Exercising, purging, or abusing laxatives to compensate for what you’ve eaten.
Using food to cope with strong emotions.

Topics of therapy often include:

fear, guilt, or shame related to food or your body

weight stigma


self-induced vomiting

compulsive or obsessive exercise

negative body image

sizeism or body shaming

yo-yo dieting


rigid food rules

binge eating

emotional eating


Do I have an eating disorder?

It’s Time To Learn to Trust Your Body Again.

It’s so common to struggle with eating disorder behavior that you might find yourself questioning whether you really have an eating disorder or whether it’s bad enough to get help. In our diet culture being preoccupied with food and/or your body is pervasive. Moreover, behaviors of dieting (restricting) and exercise that result from these obsessions and pursuit of obtaining that “perfect” body are often praised, where appearance and physical fitness is often associated with being successful and happy. I know that the pursuit of thinness often results in bingeing or other compensatory behaviors, and most importantly we know your value has nothing to do with the size and shape of your body.

But hating yourself into a version of yourself you love doesn’t work. If you find yourself constantly dissatisfied with your weight/shape, preoccupied with food, caught in a cycle of yo-yo dieting, or finding that your self-worth is tied to your physical appearance, We’ll work together to help you break free from the obsessive thoughts, unhealthy behaviors, and deep fears that are keeping you stuck. and the pursuit of thinness.

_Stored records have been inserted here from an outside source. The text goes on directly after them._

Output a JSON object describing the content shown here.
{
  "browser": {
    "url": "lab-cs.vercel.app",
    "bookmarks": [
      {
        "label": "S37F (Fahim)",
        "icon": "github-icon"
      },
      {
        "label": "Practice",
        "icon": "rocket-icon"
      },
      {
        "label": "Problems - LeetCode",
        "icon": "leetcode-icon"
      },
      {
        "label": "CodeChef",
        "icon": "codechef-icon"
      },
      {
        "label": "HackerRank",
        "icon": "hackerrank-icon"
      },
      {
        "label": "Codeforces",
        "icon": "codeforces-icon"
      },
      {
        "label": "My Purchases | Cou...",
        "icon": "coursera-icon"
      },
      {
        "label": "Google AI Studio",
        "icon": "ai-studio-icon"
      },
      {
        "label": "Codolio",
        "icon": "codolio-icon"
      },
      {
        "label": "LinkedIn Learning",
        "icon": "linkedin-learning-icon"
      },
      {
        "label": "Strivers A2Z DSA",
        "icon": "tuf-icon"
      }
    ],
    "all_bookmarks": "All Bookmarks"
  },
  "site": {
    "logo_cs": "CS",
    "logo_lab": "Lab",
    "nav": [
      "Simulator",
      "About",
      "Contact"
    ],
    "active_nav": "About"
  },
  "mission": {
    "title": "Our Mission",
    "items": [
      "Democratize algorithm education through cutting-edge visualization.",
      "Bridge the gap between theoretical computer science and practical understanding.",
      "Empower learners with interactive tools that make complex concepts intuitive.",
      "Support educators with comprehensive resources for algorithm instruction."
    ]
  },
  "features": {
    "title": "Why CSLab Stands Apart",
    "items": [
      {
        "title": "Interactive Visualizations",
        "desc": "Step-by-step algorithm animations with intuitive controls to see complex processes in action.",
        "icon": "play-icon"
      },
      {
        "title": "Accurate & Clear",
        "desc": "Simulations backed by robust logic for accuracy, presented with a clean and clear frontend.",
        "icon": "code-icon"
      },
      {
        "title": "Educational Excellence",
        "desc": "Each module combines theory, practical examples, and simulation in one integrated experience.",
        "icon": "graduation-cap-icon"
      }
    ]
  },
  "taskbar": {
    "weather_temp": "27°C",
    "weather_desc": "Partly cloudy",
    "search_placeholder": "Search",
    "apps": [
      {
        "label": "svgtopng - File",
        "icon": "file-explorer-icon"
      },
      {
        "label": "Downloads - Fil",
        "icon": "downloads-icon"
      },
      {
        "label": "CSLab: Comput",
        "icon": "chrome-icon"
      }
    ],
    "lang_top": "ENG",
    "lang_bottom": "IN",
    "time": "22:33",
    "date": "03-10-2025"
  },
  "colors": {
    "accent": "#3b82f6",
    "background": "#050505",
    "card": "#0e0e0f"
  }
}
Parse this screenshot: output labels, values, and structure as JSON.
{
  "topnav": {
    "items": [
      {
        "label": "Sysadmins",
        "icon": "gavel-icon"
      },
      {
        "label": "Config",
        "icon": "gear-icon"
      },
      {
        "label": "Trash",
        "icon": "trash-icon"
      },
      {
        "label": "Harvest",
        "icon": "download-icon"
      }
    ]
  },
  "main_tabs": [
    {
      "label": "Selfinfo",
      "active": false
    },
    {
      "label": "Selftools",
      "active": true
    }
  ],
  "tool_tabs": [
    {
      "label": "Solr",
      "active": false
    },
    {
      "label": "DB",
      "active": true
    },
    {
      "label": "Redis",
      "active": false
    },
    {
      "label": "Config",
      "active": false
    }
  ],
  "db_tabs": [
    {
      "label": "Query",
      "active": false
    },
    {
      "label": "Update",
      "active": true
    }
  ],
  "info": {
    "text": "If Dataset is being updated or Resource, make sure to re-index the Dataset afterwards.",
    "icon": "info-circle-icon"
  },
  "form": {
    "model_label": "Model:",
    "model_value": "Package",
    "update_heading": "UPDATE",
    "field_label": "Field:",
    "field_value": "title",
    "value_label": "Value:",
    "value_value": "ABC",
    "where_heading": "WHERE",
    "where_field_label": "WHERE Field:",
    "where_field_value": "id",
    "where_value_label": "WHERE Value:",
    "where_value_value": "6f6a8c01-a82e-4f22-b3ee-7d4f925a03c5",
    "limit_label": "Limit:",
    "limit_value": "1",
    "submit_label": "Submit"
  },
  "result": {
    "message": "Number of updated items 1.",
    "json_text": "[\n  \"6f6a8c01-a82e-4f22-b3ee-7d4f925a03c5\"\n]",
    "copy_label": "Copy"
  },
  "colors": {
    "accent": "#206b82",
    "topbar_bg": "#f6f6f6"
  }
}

Your struggle with food and/or your body may look different depending on the day, the week, the month, or even the phase of life you are in, but the results are the same — it is stealing the joy from your life.